Tim is an experienced guide for companies struggling with regulatory complexity. He offers clear advice that helps his clients meet the demands of the ever-growing set of laws and regulations governing data privacy and cybersecurity, advertising and marketing practices, and consumer financial products and services. Clients rely on Tim’s business-minded and practical strategies to address their most difficult regulatory compliance challenges.

A graduate of the University of Chicago and Stanford Law School, Tim is a prolific author and regularly speaks to industry and trade groups about the evolving privacy landscape, about cutting-edge issues affecting payments and fintech companies, and about developments at the FTC, the CFPB, and within the state attorneys general community.

Photo of Matthew White Matthew White

Matt White guides clients through regulatory compliance challenges and represents clients in regulatory and civil investigations and litigation.

Matt has counseled fintech and payment companies on regulatory compliance matters, including those involving the Electronic Fund Transfer Act, the Fair Credit Reporting Act, the…

Matt White guides clients through regulatory compliance challenges and represents clients in regulatory and civil investigations and litigation.

Matt has counseled fintech and payment companies on regulatory compliance matters, including those involving the Electronic Fund Transfer Act, the Fair Credit Reporting Act, the Gramm-Leach-Bliley Act, the Truth in Lending Act, and their respective implementing regulations (Regulations E, V, P, and Z). Adept with the Consumer Financial Protection Bureau’s (CFPB) Prepaid Rule, Matt has provided guidance regarding prepaid cards and related compliance.

Matt has also aided clients in developing regulatory compliant products and functionalities, including an earned wage access program, reimbursement prepaid card programs, new merchant cash advance products, and tokenized payment capabilities. In connection with products on which Matt advises, he has also negotiated high-stakes technology sales agreements involving complex regulatory issues, including compliance with data privacy laws, financial regulations, and card network rules.

Beyond helping clients strategize for regulatory complexity, Matt also helps clients navigate government investigations and enforcement actions brought by the Federal Trade Commission (FTC), CFPB, and state attorneys general.

Photo of Tessa Cierny Tessa Cierny

Tessa Cierny advises companies on financial technology and data privacy issues. She has experience counseling companies on state and federal regulatory compliance, including existing and emerging privacy laws, such as the E.U.’s General Data Protection Regulation (GDPR) and the California Consumer Privacy Act

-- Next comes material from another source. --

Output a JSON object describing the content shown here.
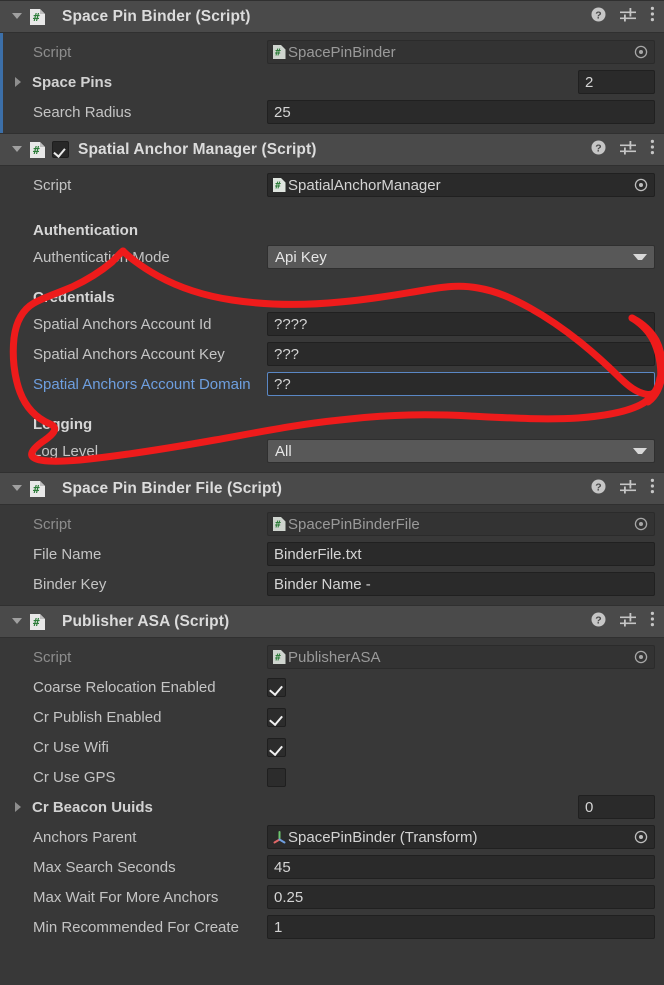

Tessa Cierny advises companies on financial technology and data privacy issues. She has experience counseling companies on state and federal regulatory compliance, including existing and emerging privacy laws, such as the E.U.’s General Data Protection Regulation (GDPR) and the California Consumer Privacy Act (CCPA), as well as financial and banking regulations, such as the CFPB’s Section 1071 Small Business Lending Rule (Regulation B). In addition, she assists clients in defending business disputes and data breach litigation.

Prior to joining Greenberg Traurig, she served as global records manager for WestRock, where she developed and implemented email and data retention policies for global data privacy regulation compliance. In this role, she also advised on data privacy concerns related to data retention, data loss prevention, and data governance.

Photo of Zeba Pirani Zeba Pirani

Zeba Pirani is a Resident Attorney based in Greenberg Traurig’s Atlanta office.